Fans eagerly await the resumption of the Guinness Six Nations, which holds a particular place in the athletic calendar. The 2023 Championship is now in progress, so supporters may start anticipating its return the following year with a schedule of fixtures that promise drama, top-notch sporting entertainment, and unforgettable experiences for fans around the globe.

Thanks to its thorough television coverage, over 119 million people watched the 2022 Guinness Six Nations live. 

To give fans the finest access to all the action, Six Nations Rugby is dedicated to doing so. In 2024, host broadcast relationships will bring fans to the Championship.

BBC and ITV will cover the UK event, with S4C providing Welsh language alternatives. For French viewers, the Championship will be shown on France Television, while RTE and Virgin Media will once more broadcast the Irish games. The broadcast schedule for the Championship in Italy will soon be determined. Broadcast coverage from around the world and a World Feed service will be added to the host broadcast coverage.

Ben Morel, CEO of Six Nations Rugby, commented on the Guinness Six Nations matchups for 2024.

“The drama, intriguing stories, and rivalries that play out across five must-see rounds of matches are a constant of the Guinness Six Nations. This is what fuels the unbridled enthusiasm fans have for this outstanding Championship.

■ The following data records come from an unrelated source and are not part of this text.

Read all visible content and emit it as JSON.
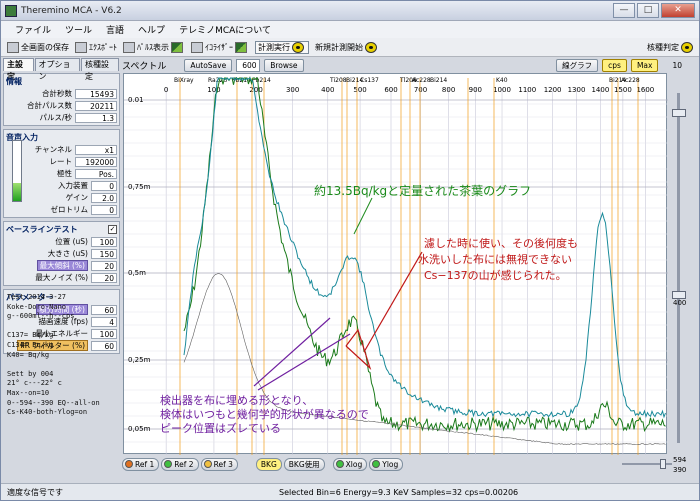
{
  "window": {
    "title": "Theremino MCA - V6.2"
  },
  "menu": [
    "ファイル",
    "ツール",
    "言語",
    "ヘルプ",
    "テレミノMCAについて"
  ],
  "toolbar": {
    "save_screen": "全画面の保存",
    "export": "ｴｸｽﾎﾟｰﾄ",
    "pulse_display": "ﾊﾟﾙｽ表示",
    "equalizer": "ｲｺﾗｲｻﾞｰ",
    "measure": "計測実行",
    "new_measure": "新規計測開始",
    "nuclide_id": "核種判定"
  },
  "tabs": [
    "主設定",
    "オプション",
    "核種設定"
  ],
  "info": {
    "title": "情報",
    "rows": [
      {
        "label": "合計秒数",
        "value": "15493"
      },
      {
        "label": "合計パルス数",
        "value": "20211"
      },
      {
        "label": "パルス/秒",
        "value": "1.3"
      }
    ]
  },
  "audio": {
    "title": "音声入力",
    "level": 0.3,
    "rows": [
      {
        "label": "チャンネル",
        "value": "x1"
      },
      {
        "label": "レート",
        "value": "192000"
      },
      {
        "label": "極性",
        "value": "Pos."
      },
      {
        "label": "入力装置",
        "value": "0"
      },
      {
        "label": "ゲイン",
        "value": "2.0"
      },
      {
        "label": "ゼロトリム",
        "value": "0"
      }
    ]
  },
  "baseline": {
    "title": "ベースラインテスト",
    "rows": [
      {
        "label": "位置 (uS)",
        "value": "100"
      },
      {
        "label": "大きさ (uS)",
        "value": "150"
      },
      {
        "button": "最大傾斜 (%)",
        "value": "20"
      },
      {
        "label": "最大ノイズ (%)",
        "value": "20"
      }
    ]
  },
  "params": {
    "title": "パラメーター",
    "rows": [
      {
        "button": "積分時間 (秒)",
        "value": "60"
      },
      {
        "label": "描画速度 (fps)",
        "value": "4"
      },
      {
        "label": "最小エネルギー",
        "value": "100"
      },
      {
        "button": "IIR フィルター (%)",
        "value": "60"
      }
    ]
  },
  "notes": [
    "Test-2014-3-27",
    "Koke-Doro-Nano",
    "g--600ml--h--cps",
    "",
    "C137= Bq/kg",
    "C134= Bq/kg",
    "K40= Bq/kg",
    "",
    "Sett by 004",
    "21° c---22° c",
    "Max--on=10",
    "0--594--390  EQ--all-on",
    "Cs-K40-both-Ylog=on"
  ],
  "spectrum_bar": {
    "label": "スペクトル",
    "autosave": "AutoSave",
    "value": "600",
    "browse": "Browse",
    "line_graph": "線グラフ",
    "cps": "cps",
    "max": "Max",
    "right_value": "10"
  },
  "bottom": {
    "ref1": "Ref 1",
    "ref2": "Ref 2",
    "ref3": "Ref 3",
    "bkg": "BKG",
    "bkg_use": "BKG使用",
    "xlog": "Xlog",
    "ylog": "Ylog",
    "v594": "594",
    "v390": "390"
  },
  "status": {
    "signal": "適度な信号です",
    "info": "Selected Bin=6  Energy=9.3 KeV  Samples=32  cps=0.00206"
  },
  "scale_right": {
    "top": "10",
    "mid": "400"
  },
  "chart_data": {
    "type": "line",
    "y_ticks": [
      "0.01",
      "0,75m",
      "0,5m",
      "0,25m",
      "0,05m"
    ],
    "x_ticks": [
      "0",
      "100",
      "200",
      "300",
      "400",
      "500",
      "600",
      "700",
      "800",
      "900",
      "1000",
      "1100",
      "1200",
      "1300",
      "1400",
      "1500",
      "1600"
    ],
    "nuclide_labels": [
      "BiXray",
      "Ra226",
      "Pb214",
      "Pb214",
      "Ti208",
      "Bi214",
      "Cs137",
      "Tl208",
      "Ac228",
      "Bi214",
      "K40",
      "Bi214",
      "Ac228"
    ],
    "annotations": [
      "約13.5Bq/kgと定量された茶葉のグラフ",
      "濾した時に使い、その後何度も",
      "水洗いした布には無視できない",
      "Cs−137の山が感じられた。",
      "検出器を布に埋める形となり、",
      "検体はいつもと幾何学的形状が異なるので",
      "ピーク位置はズレている"
    ],
    "series": [
      {
        "color": "#1a7a1a"
      },
      {
        "color": "#1a8a9a"
      },
      {
        "color": "#606060"
      }
    ]
  }
}
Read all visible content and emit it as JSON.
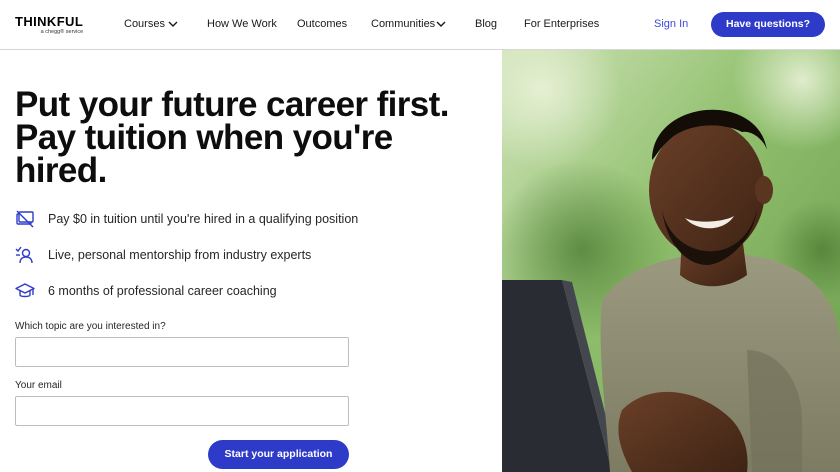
{
  "brand": {
    "name": "THINKFUL",
    "tagline": "a chegg® service"
  },
  "nav": {
    "items": [
      {
        "label": "Courses",
        "has_dropdown": true
      },
      {
        "label": "How We Work",
        "has_dropdown": false
      },
      {
        "label": "Outcomes",
        "has_dropdown": false
      },
      {
        "label": "Communities",
        "has_dropdown": true
      },
      {
        "label": "Blog",
        "has_dropdown": false
      },
      {
        "label": "For Enterprises",
        "has_dropdown": false
      }
    ],
    "sign_in": "Sign In",
    "cta": "Have questions?"
  },
  "hero": {
    "headline_line1": "Put your future career first.",
    "headline_line2": "Pay tuition when you're",
    "headline_line3": "hired.",
    "benefits": [
      {
        "icon": "tuition-card-icon",
        "text": "Pay $0 in tuition until you're hired in a qualifying position"
      },
      {
        "icon": "mentorship-icon",
        "text": "Live, personal mentorship from industry experts"
      },
      {
        "icon": "graduation-cap-icon",
        "text": "6 months of professional career coaching"
      }
    ],
    "photo": "smiling-student-with-laptop"
  },
  "form": {
    "topic_label": "Which topic are you interested in?",
    "topic_value": "",
    "email_label": "Your email",
    "email_value": "",
    "submit": "Start your application"
  },
  "colors": {
    "accent": "#2e3bc9",
    "link": "#3d4bd8",
    "text": "#0d0d0d"
  }
}
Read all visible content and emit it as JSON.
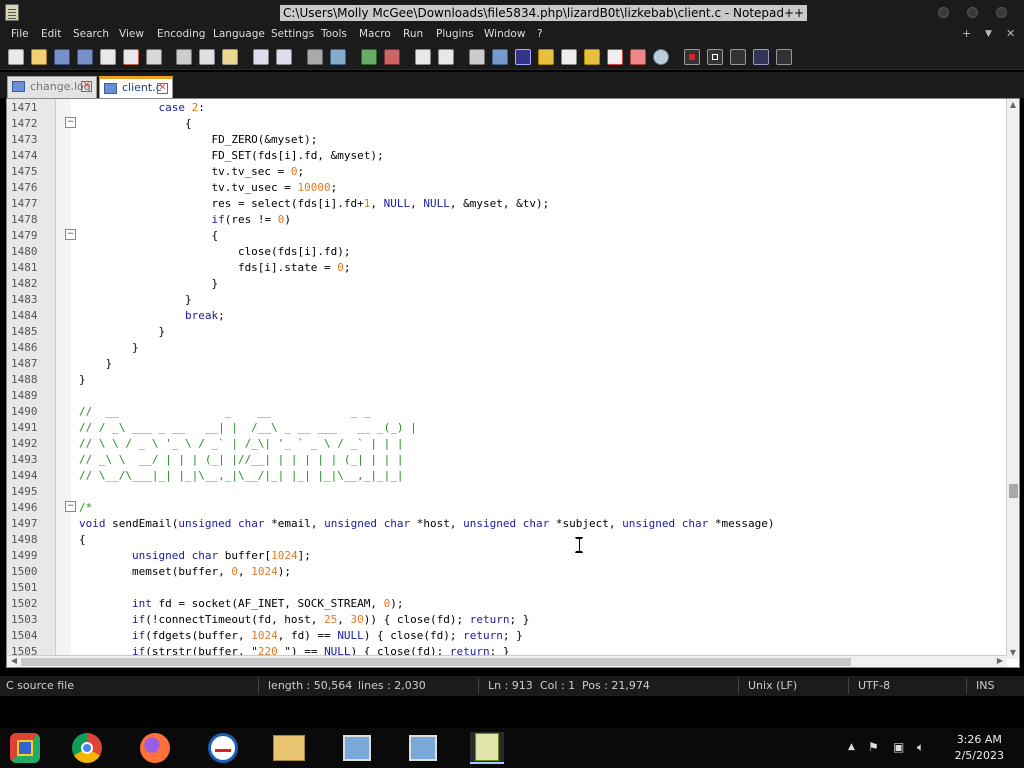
{
  "window": {
    "title": "C:\\Users\\Molly McGee\\Downloads\\file5834.php\\lizardB0t\\lizkebab\\client.c - Notepad++"
  },
  "menu": [
    "File",
    "Edit",
    "Search",
    "View",
    "Encoding",
    "Language",
    "Settings",
    "Tools",
    "Macro",
    "Run",
    "Plugins",
    "Window",
    "?"
  ],
  "menu_right": [
    "+",
    "▼",
    "✕"
  ],
  "tabs": [
    {
      "label": "change.log",
      "active": false
    },
    {
      "label": "client.c",
      "active": true
    }
  ],
  "code_lines": [
    {
      "n": "1471",
      "t": "            case 2:"
    },
    {
      "n": "1472",
      "t": "                {"
    },
    {
      "n": "1473",
      "t": "                    FD_ZERO(&myset);"
    },
    {
      "n": "1474",
      "t": "                    FD_SET(fds[i].fd, &myset);"
    },
    {
      "n": "1475",
      "t": "                    tv.tv_sec = 0;"
    },
    {
      "n": "1476",
      "t": "                    tv.tv_usec = 10000;"
    },
    {
      "n": "1477",
      "t": "                    res = select(fds[i].fd+1, NULL, NULL, &myset, &tv);"
    },
    {
      "n": "1478",
      "t": "                    if(res != 0)"
    },
    {
      "n": "1479",
      "t": "                    {"
    },
    {
      "n": "1480",
      "t": "                        close(fds[i].fd);"
    },
    {
      "n": "1481",
      "t": "                        fds[i].state = 0;"
    },
    {
      "n": "1482",
      "t": "                    }"
    },
    {
      "n": "1483",
      "t": "                }"
    },
    {
      "n": "1484",
      "t": "                break;"
    },
    {
      "n": "1485",
      "t": "            }"
    },
    {
      "n": "1486",
      "t": "        }"
    },
    {
      "n": "1487",
      "t": "    }"
    },
    {
      "n": "1488",
      "t": "}"
    },
    {
      "n": "1489",
      "t": ""
    },
    {
      "n": "1490",
      "t": "//  __                _    __            _ _"
    },
    {
      "n": "1491",
      "t": "// / _\\ ___ _ __   __| |  /__\\ _ __ ___   __ _(_) |"
    },
    {
      "n": "1492",
      "t": "// \\ \\ / _ \\ '_ \\ / _` | /_\\| '_ ` _ \\ / _` | | |"
    },
    {
      "n": "1493",
      "t": "// _\\ \\  __/ | | | (_| |//__| | | | | | (_| | | |"
    },
    {
      "n": "1494",
      "t": "// \\__/\\___|_| |_|\\__,_|\\__/|_| |_| |_|\\__,_|_|_|"
    },
    {
      "n": "1495",
      "t": ""
    },
    {
      "n": "1496",
      "t": "/*"
    },
    {
      "n": "1497",
      "t": "void sendEmail(unsigned char *email, unsigned char *host, unsigned char *subject, unsigned char *message)"
    },
    {
      "n": "1498",
      "t": "{"
    },
    {
      "n": "1499",
      "t": "        unsigned char buffer[1024];"
    },
    {
      "n": "1500",
      "t": "        memset(buffer, 0, 1024);"
    },
    {
      "n": "1501",
      "t": ""
    },
    {
      "n": "1502",
      "t": "        int fd = socket(AF_INET, SOCK_STREAM, 0);"
    },
    {
      "n": "1503",
      "t": "        if(!connectTimeout(fd, host, 25, 30)) { close(fd); return; }"
    },
    {
      "n": "1504",
      "t": "        if(fdgets(buffer, 1024, fd) == NULL) { close(fd); return; }"
    },
    {
      "n": "1505",
      "t": "        if(strstr(buffer, \"220 \") == NULL) { close(fd); return; }"
    }
  ],
  "status": {
    "file_type": "C source file",
    "length": "length : 50,564",
    "lines": "lines : 2,030",
    "ln": "Ln : 913",
    "col": "Col : 1",
    "pos": "Pos : 21,974",
    "eol": "Unix (LF)",
    "encoding": "UTF-8",
    "mode": "INS"
  },
  "clock": {
    "time": "3:26 AM",
    "date": "2/5/2023"
  },
  "taskbar_items": [
    "start-icon",
    "chrome-icon",
    "firefox-icon",
    "remote-desktop-icon",
    "file-explorer-icon",
    "network-icon",
    "network-icon-2",
    "notepad-plus-plus-icon"
  ]
}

“Every year, when the schedule is announced, we witness it. Fans, members of the media, and athletes discuss the contests, the rivalries, and the outcomes. It is beautiful to assist fans in anticipating what 2024 will bring because of our extensive broadcast relationships and coverage, which allow us to convey every moment of the Championship to fans worldwide.

The following venues will host the 2024 Six Nations beginning on the 2nd of February next year:


Buy tickets on for Murrayfield, an all-seated stadium with a capacity of more than 67,000 people in the western part of Edinburgh. Scotland’s largest stadium serves as the Scottish Rugby Union’s home field. Although it is primarily a rugby stadium, it also occasionally holds football games and music concerts.

Dublin’s AVIVA Stadium

This stadium has been upgraded and can accommodate roughly 52,000 people. The stadium has four tiers on three sides and is shaped like a bowl. The fourth side only contains the lower tier because it is close to nearby residences. Corporate boxes comprise the fourth layer; the lower ones are for various ticket tiers, which you can buy tickets on


Twickenham is the fourth-largest stadium in Europe, with an 82,000-person capacity. It is called the Rugby Union’s “home” on occasion. Twickenham is the host site for several other national and international matches and the Six Nations competition. You can buy tickets on for the upcoming Six Nations tournament. 


The stadium, which is the biggest sports complex in the city of Rome, is situated in the north. In addition to rugby and football activities, it also serves as a multi purpose venue for musical concerts. Despite having a capacity of over 70,000, when the 1960 Olympics’ opening and closing ceremonies were held there, only 65,000 people could fit in since some of the seating had to be removed to make room for more spectators on the ground.


This stadium, which is in Cardiff, was first constructed to hold the 1999 Rugby World Cup. Wembley Stadium hosted several illustrious football games while it was being rebuilt. Over 74,000 spectators may fit inside this stadium’s all-seat configuration, which features a retractable roof.


Its capacity of nearly 81,000 makes it the sixth-largest stadium in Europe and the national stadium of France. It is unique in that every seat is covered, a choice made in 1992 when the idea for the structure was devised. It hosts sporting events and musical performances like most stadiums do, and you can buy tickets on for the Six Nations extravaganza happening soon.

More in Features